Police: Holloway suspect Joran van der Sloot says he killed woman in Peru
LIMA, PERU -- Dutchman Joran van der Sloot, long the prime suspect in the 2005 disappearance of a U.S. teenager in Aruba, has stated under questioning that he killed a young Peruvian woman in his Lima hotel room, Peru's chief police spokesman said Tuesday.
Col. Abel Gamarra said Van der Sloot told police Monday that he killed 21-year-old Stephany Flores on May 30.
Several Peruvian news outlets reported that Van der Sloot killed Flores in a rage after learning she had looked up information about his past on his laptop without his permission. They did not name their sources.
The newspaper La República said that in the presence of a prosecutor and a state-appointed attorney, Van der Sloot tearfully described grabbing Flores by the neck and hitting her, saying that while he was out buying coffee, she had viewed photos and videos on his computer about the 2005 disappearance in Aruba of Alabama teen Natalee Holloway. The 22-year-old Dutchman remains the prime suspect in that case.

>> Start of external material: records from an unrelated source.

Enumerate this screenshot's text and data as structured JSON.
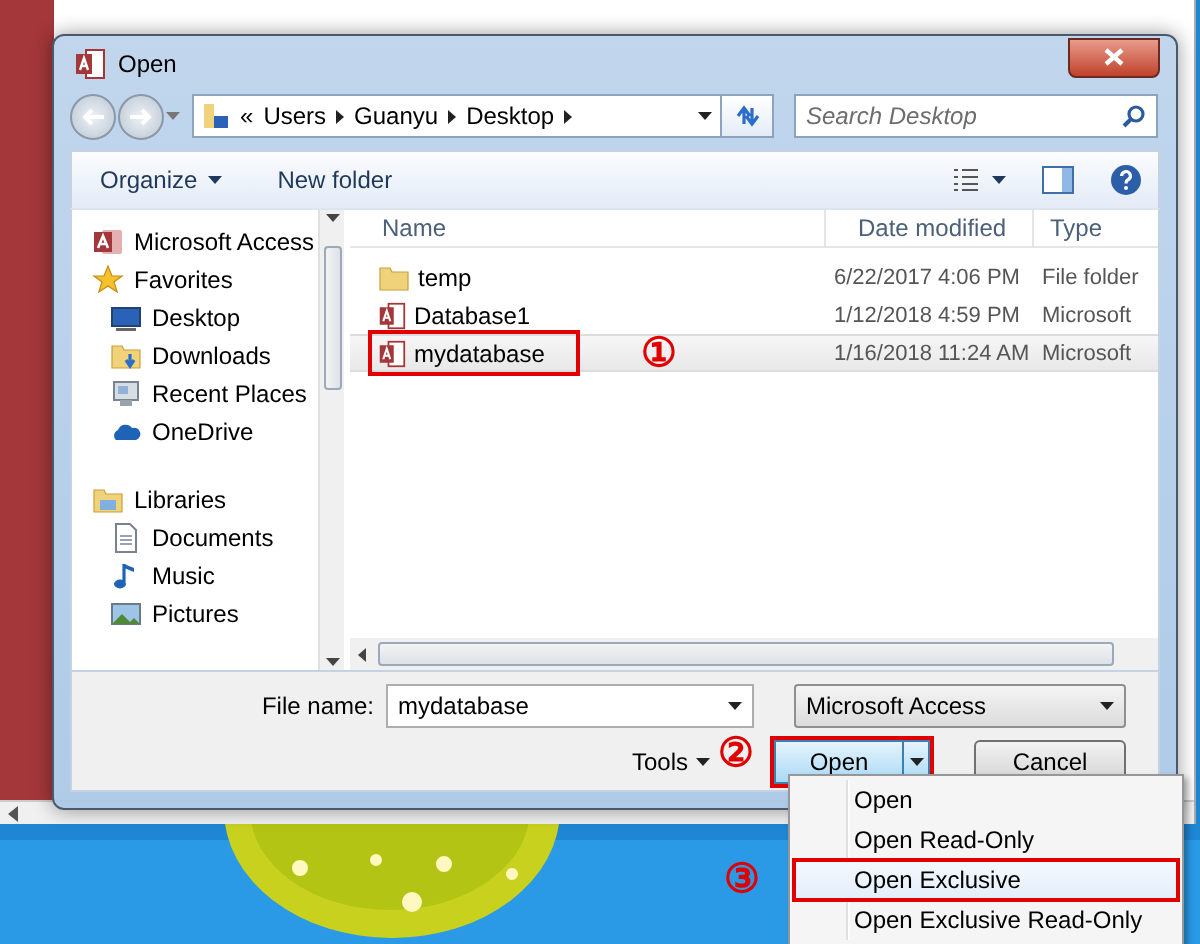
{
  "window": {
    "title": "Open"
  },
  "address": {
    "segments": [
      "Users",
      "Guanyu",
      "Desktop"
    ],
    "overflow": "«"
  },
  "search": {
    "placeholder": "Search Desktop"
  },
  "toolbar": {
    "organize": "Organize",
    "new_folder": "New folder"
  },
  "sidebar": {
    "items": [
      {
        "label": "Microsoft Access",
        "kind": "access"
      },
      {
        "label": "Favorites",
        "kind": "star",
        "children": [
          {
            "label": "Desktop",
            "kind": "desktop"
          },
          {
            "label": "Downloads",
            "kind": "downloads"
          },
          {
            "label": "Recent Places",
            "kind": "recent"
          },
          {
            "label": "OneDrive",
            "kind": "cloud"
          }
        ]
      },
      {
        "label": "Libraries",
        "kind": "libraries",
        "children": [
          {
            "label": "Documents",
            "kind": "documents"
          },
          {
            "label": "Music",
            "kind": "music"
          },
          {
            "label": "Pictures",
            "kind": "pictures"
          }
        ]
      }
    ]
  },
  "files": {
    "columns": [
      "Name",
      "Date modified",
      "Type"
    ],
    "rows": [
      {
        "name": "temp",
        "date": "6/22/2017 4:06 PM",
        "type": "File folder",
        "kind": "folder",
        "selected": false,
        "annotated": false
      },
      {
        "name": "Database1",
        "date": "1/12/2018 4:59 PM",
        "type": "Microsoft",
        "kind": "access",
        "selected": false,
        "annotated": false
      },
      {
        "name": "mydatabase",
        "date": "1/16/2018 11:24 AM",
        "type": "Microsoft",
        "kind": "access",
        "selected": true,
        "annotated": true,
        "callout": "①"
      }
    ]
  },
  "bottom": {
    "file_name_label": "File name:",
    "file_name": "mydatabase",
    "filter": "Microsoft Access",
    "tools": "Tools",
    "open": "Open",
    "open_annotated": true,
    "open_callout": "②",
    "cancel": "Cancel"
  },
  "menu": {
    "items": [
      {
        "label": "Open",
        "selected": false,
        "annotated": false
      },
      {
        "label": "Open Read-Only",
        "selected": false,
        "annotated": false
      },
      {
        "label": "Open Exclusive",
        "selected": true,
        "annotated": true,
        "callout": "③"
      },
      {
        "label": "Open Exclusive Read-Only",
        "selected": false,
        "annotated": false
      }
    ]
  }
}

Van der Sloot's statement came on his third full day in Peruvian police custody, on the eve of a planned trip to the hotel in which he was to participate in a reconstruction of the events leading to Flores's slaying, Gamarra said.
Flores, a business student, was found beaten to death, her neck broken, in the Dutchman's hotel room. Police said the two met playing poker at a casino.
Video from hotel security cameras shows the two entering Van der Sloot's hotel room together at 5 a.m. that Saturday and Van der Sloot leaving alone four hours later with his bags. Police say Van der Sloot also left the hotel briefly at 8:10 a.m. and returned with two cups of coffee and bread purchased across the street at a supermarket.
Gamarra said that the case will now be turned over to prosecutors to present formal charges and that Van der Sloot will be assigned to a prison while he awaits trial. Murder convictions carry a maximum of 35 years in prison in Peru.
Van der Sloot was arrested twice in the Aruba case -- and gave a number of conflicting confessions, some in TV interviews -- but was freed for lack of evidence.
Van der Sloot had been held at Peruvian criminal police headquarters since arriving Saturday in a police convoy from Chile, where he was arrested Thursday. He had crossed into Chile the previous Monday, nearly a day after leaving the Lima hotel. Flores's death came five years to the day after Holloway's disappearance.
Lima's deputy medical investigator, Victor Tejada, said Flores was killed by blows with a blunt object, probably the tennis racket found in the hotel room.
-- Associated Press